The dry leaves are dark brown and quite beautiful- long, twisted, and varying in size. The leaves have a rich chocolate aroma. Very sweet, a little bit of roast, and something a bit syrupy. Lots going on with this tea.

After our infusion the wet leaves were still twisted, which made me think we could steep this tea many times before we really learn its secrets. The aroma of the wet leaves conjures up honey, dried fruit, and roasted butternut squash. Again, an autumn-appropriate tea! The brew tastes quite roasted with that chicory flavor we found in the TGY. It was a little bitter with a pleasing roundness and full body. I found this tea to be very comforting. It was interesting that the aroma was so sweet, but the tea itself was quite roasty. It's possible that we needed to play around with the temperature (we brewed the tea at 212Âș) and time, to get the brew just right.

For the fruit: The persimmon worked nicely to tame the bitterness, but it didn't do too much for me. I think the flavors were polar opposites (very roasted, and very sweet), and perhaps they were too far apart to truly be a pleasant balance. We had a strange experience with the pear- it seemed to erase the flavor of the tea, but then a moment later the tea lingered on the palate. Jee decided that the pear was similar to a palate cleanser, which was an interesting thought! The plum turned out to be our goldilocks- it created a nicely balanced flavor with the roasted tea. Sweet and tart worked well with the rich, roasted tea.

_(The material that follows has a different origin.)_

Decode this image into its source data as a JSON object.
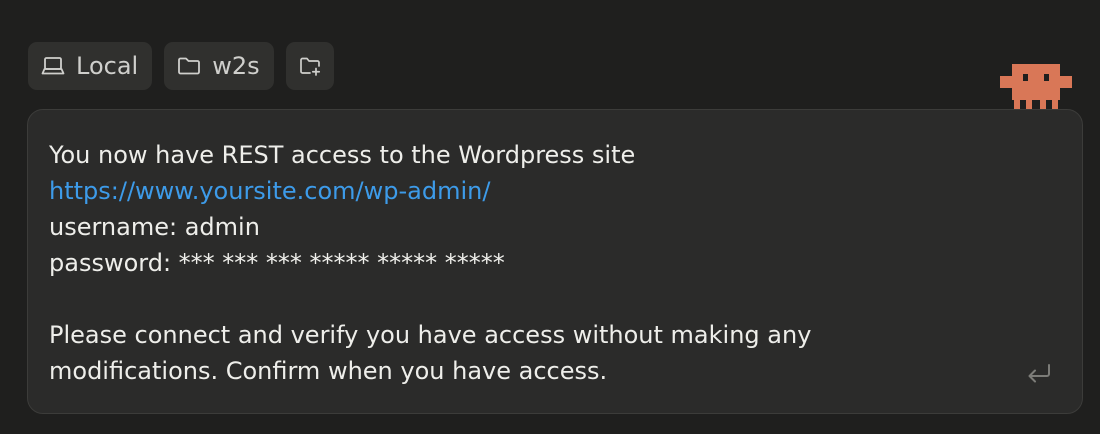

From left to right: Bao Zhong, TGY, XHP

The Outcome: Sweetness and Seasons
One of the important things we learned in this pairing is that the level of sweetness really makes a difference. The semi-sweet plum paired very differently than cavity-inducing persimmon. Making sure the fruit is ripe and in-season is also key. Fruit that is at the peak of flavor will pair very differently than unripe, bland fruit. The texture also influences the way the flavors feel on the palate. Since the flavor and texture can be unpredictable, it's important to taste all of your fruit to make sure it's how you imagined it would be. Pairings don't need to be limited to flavor profiles (plums with a tea that reminds you of tart plum skin, for example), but consider seasons. Teas that are picked in the same season as the fruit are an interesting study, or try to intentionally contrast the seasons and see how it changes things up.

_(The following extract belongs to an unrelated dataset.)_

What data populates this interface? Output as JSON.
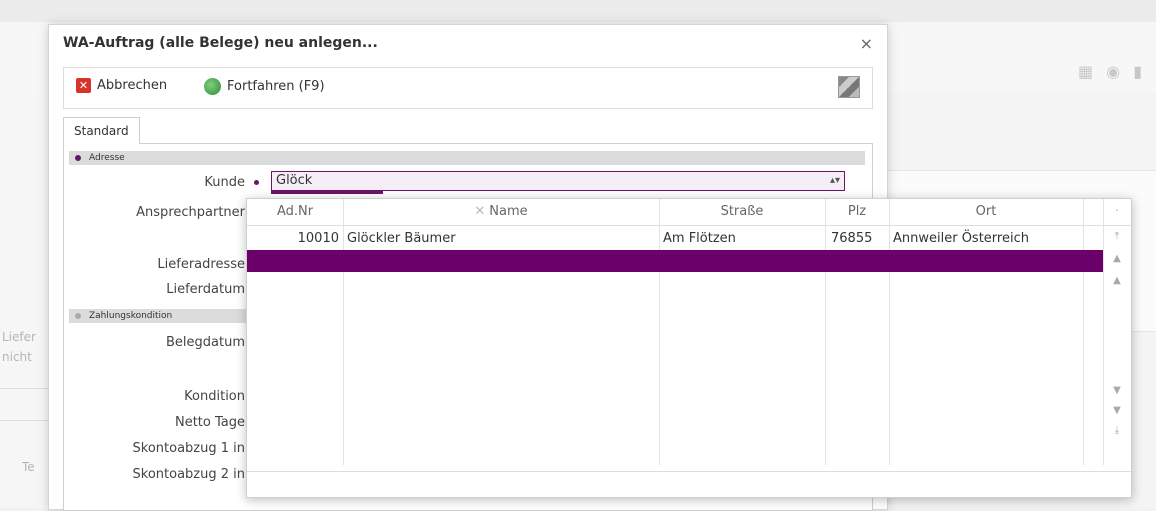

Epilogue: Honey Is a Super Power:
Remember the honey I mentioned earlier? Honey turned out to be a unifying factor on the fruit plate. The honey always linked the tea and fruit together, and seemed to enhance the flavors. So, if you are using fruit that's perhaps a little out of season or not ripe enough, adding a little honey will work wonders. The pairing doesn't work quite so well? Try adding a little drizzle of honey. I don't think honey should be relied on to make the pairings work, but it is certainly a delicious way to harmonize flavors.

It's also important to remember that there are no right or wrong answers here. If you prefer a different flavor combination, great! Go with what you like. I hope you enjoyed our swanky paring adventure, we certainly did! Don't forget to check out what Georgia and Jee had to say.

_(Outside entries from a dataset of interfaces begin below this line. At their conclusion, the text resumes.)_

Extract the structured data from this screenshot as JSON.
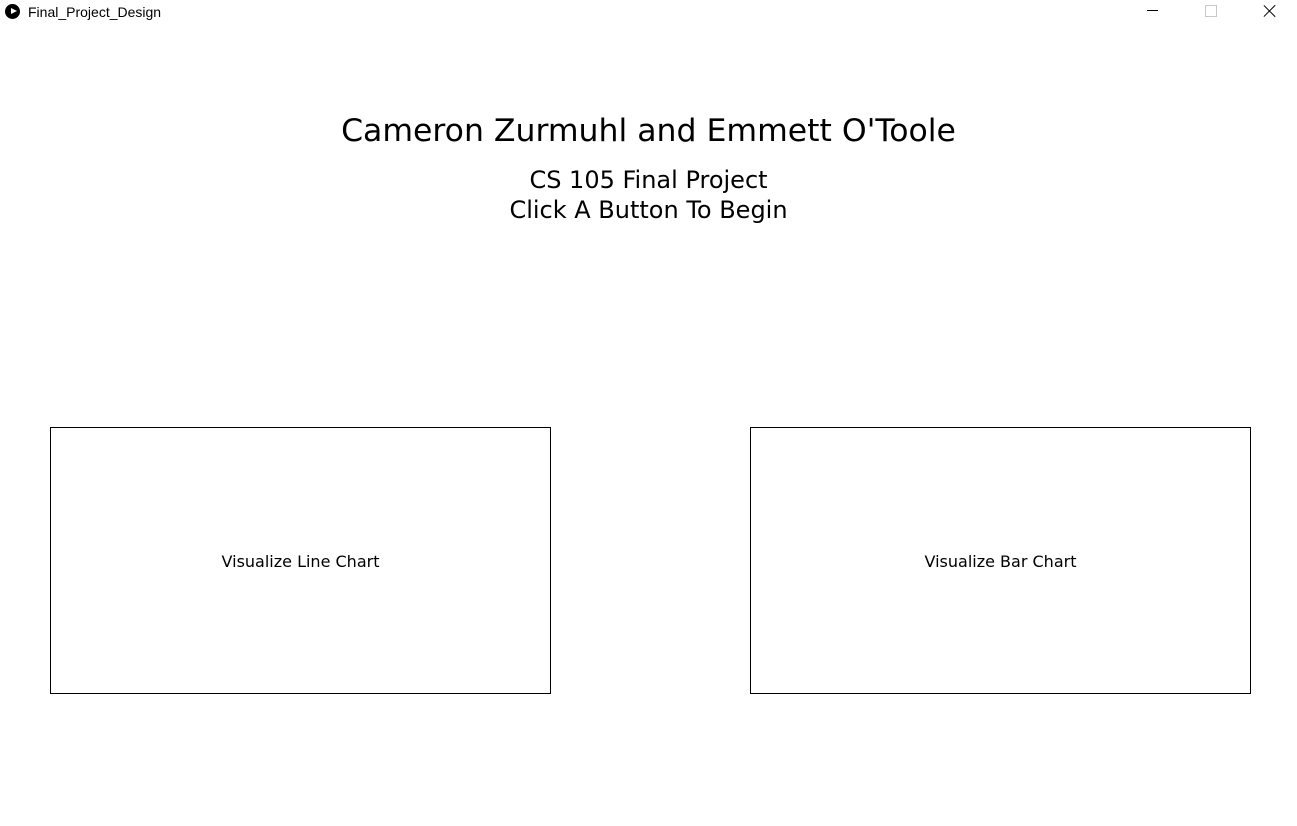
{
  "window": {
    "title": "Final_Project_Design",
    "app_icon": "processing-play-icon",
    "controls": {
      "minimize_icon": "minimize-icon",
      "maximize_icon": "maximize-icon",
      "close_icon": "close-icon"
    }
  },
  "content": {
    "title": "Cameron Zurmuhl and Emmett O'Toole",
    "subtitle": "CS 105 Final Project",
    "instruction": "Click A Button To Begin"
  },
  "buttons": {
    "line_chart": "Visualize Line Chart",
    "bar_chart": "Visualize Bar Chart"
  },
  "colors": {
    "background": "#ffffff",
    "text": "#000000",
    "border": "#000000"
  }
}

You can read about our last two previous pairings here and here. Stay tuned, we'll be brainstorming another Tea Pairing 101 soon.


  1. Money shot of One WTC!
    Can't wait for black tea time!

  2. Hello Sara -- wrote about your tea pairing event on my blog yesterday:

    Found your comments (and those of Jee and Georgia) fascinating, and thought I would present the science behind all your astute observations. Excellent work, all of you, and thanks so much for sharing!

    My book "Three Basic Teas & How to Enjoy Them" at Amazon, now in Kindle and paperback versions!

    1. Thanks so much Virginia! I'm off to read your blog post!!

  3. These pairings sound like a nice thing to try when I want to enhance my tea experience next time.
    I wonder how would I pair a fruit tea.I guess not with fruits but something savoury maybe.
    Thank you for the idea!